In the face of all this, insisting that Cambodia continue to pay back half a billion dollars to the United States is repugnant on a number of levels, if not exactly a new tactic in the Western world. France famously crippled the world’s first black republic by demanding (at gunpoint) in 1825 that Haiti compensate the French for its own independence and liberation from French slavery to the tune of 150 million francs — a debt France only cancelled 185 years later, following the 2010 earthquake.

There’s ample precedent for the United States to simply forgive the debt now. In 2004, the Bush administration happily cancelled the entire $4.1 billion (eight times the Cambodian sum) that Iraq owed the United States, going well above the 80 percent Iraq’s other creditors committed to forgiving.

“Lifting the crushing burden of the old regime’s debt is one of the most important contributions we can make to Iraq’s new beginning,” Colin Powell quite reasonably said at the time. (Though Bush’s debt forgiveness was also a Trojan Horse for the IMF to make a “structural adjustment” to the Iraqi economy.)

If the US government was really so loath to give up the money for “nothing,” it could always use the prospect of debt forgiveness as an incentive to nudge the Cambodian government into carrying out reforms in favor of democracy and political freedom, for instance, given that US policymakers are often expressing concern about its poor record in these respects. (Though, given the US track record on such reforms, any such encouragement should be looked at with an extremely skeptical eye.)

Or, as journalist Elizabeth Becker (who covered the genocide in the 1970s) has suggested, it could redistribute the money to those affected by the bombings, or even refinance it for a worthy purpose like education. There’s precedent: The United States did the same with Vietnam’s debt, creating the Vietnam Education Fund in 1997, which refunded around 40 percent of Vietnam’s debt repayments.
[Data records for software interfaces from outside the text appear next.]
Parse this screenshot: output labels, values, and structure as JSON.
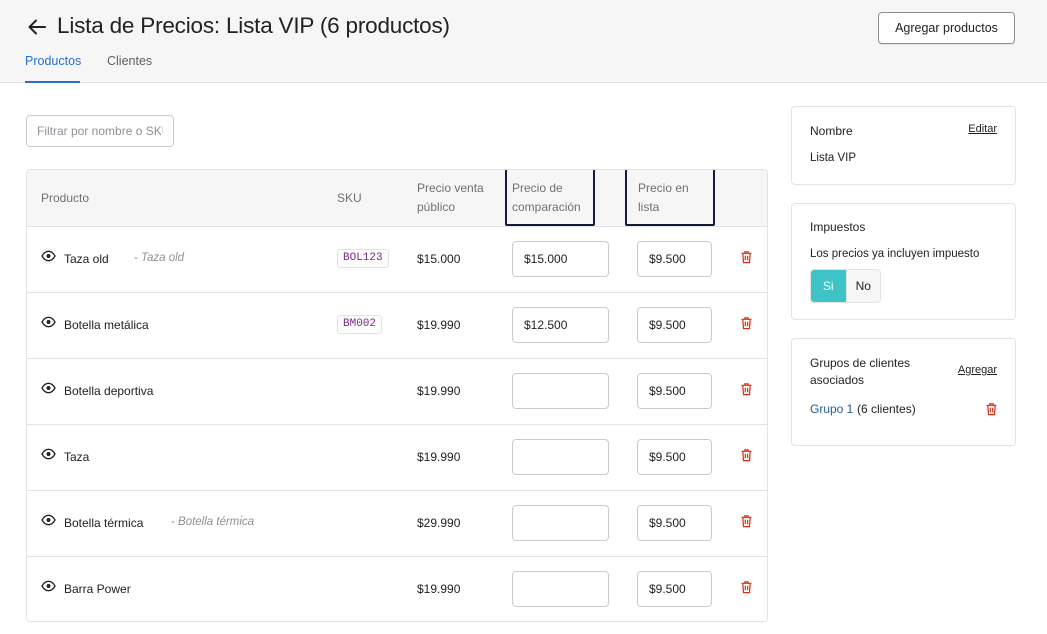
{
  "header": {
    "title": "Lista de Precios: Lista VIP (6 productos)",
    "add_products_label": "Agregar productos",
    "back_icon": "arrow-left-icon"
  },
  "tabs": [
    {
      "label": "Productos",
      "active": true
    },
    {
      "label": "Clientes",
      "active": false
    }
  ],
  "filter": {
    "placeholder": "Filtrar por nombre o SKU",
    "value": ""
  },
  "table": {
    "headers": {
      "product": "Producto",
      "sku": "SKU",
      "public_price": "Precio venta público",
      "compare_price": "Precio de comparación",
      "list_price": "Precio en lista"
    },
    "rows": [
      {
        "name": "Taza old",
        "variant": "- Taza old",
        "sku": "BOL123",
        "public_price": "$15.000",
        "compare_price": "$15.000",
        "list_price": "$9.500"
      },
      {
        "name": "Botella metálica",
        "variant": "",
        "sku": "BM002",
        "public_price": "$19.990",
        "compare_price": "$12.500",
        "list_price": "$9.500"
      },
      {
        "name": "Botella deportiva",
        "variant": "",
        "sku": "",
        "public_price": "$19.990",
        "compare_price": "",
        "list_price": "$9.500"
      },
      {
        "name": "Taza",
        "variant": "",
        "sku": "",
        "public_price": "$19.990",
        "compare_price": "",
        "list_price": "$9.500"
      },
      {
        "name": "Botella térmica",
        "variant": "- Botella térmica",
        "sku": "",
        "public_price": "$29.990",
        "compare_price": "",
        "list_price": "$9.500"
      },
      {
        "name": "Barra Power",
        "variant": "",
        "sku": "",
        "public_price": "$19.990",
        "compare_price": "",
        "list_price": "$9.500"
      }
    ]
  },
  "sidebar": {
    "name_card": {
      "title": "Nombre",
      "edit_label": "Editar",
      "value": "Lista VIP"
    },
    "tax_card": {
      "title": "Impuestos",
      "text": "Los precios ya incluyen impuesto",
      "yes_label": "Si",
      "no_label": "No",
      "selected": "Si"
    },
    "groups_card": {
      "title": "Grupos de clientes asociados",
      "add_label": "Agregar",
      "groups": [
        {
          "name": "Grupo 1",
          "count": "(6 clientes)"
        }
      ]
    }
  },
  "colors": {
    "accent": "#2c6ecb",
    "toggle_active": "#3ec4c6",
    "trash": "#d72c0d",
    "highlight_border": "#141a3a"
  }
}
More likely, however, the Trump administration will refuse to do anything but demand repayment for the debt lest it be accused of letting a foreign country rip off the United States, while succeeding administrations will continue to ignore Cambodia’s entreaties. If Haiti is anything to go by, we can expect the US government to do the right thing by around 2160.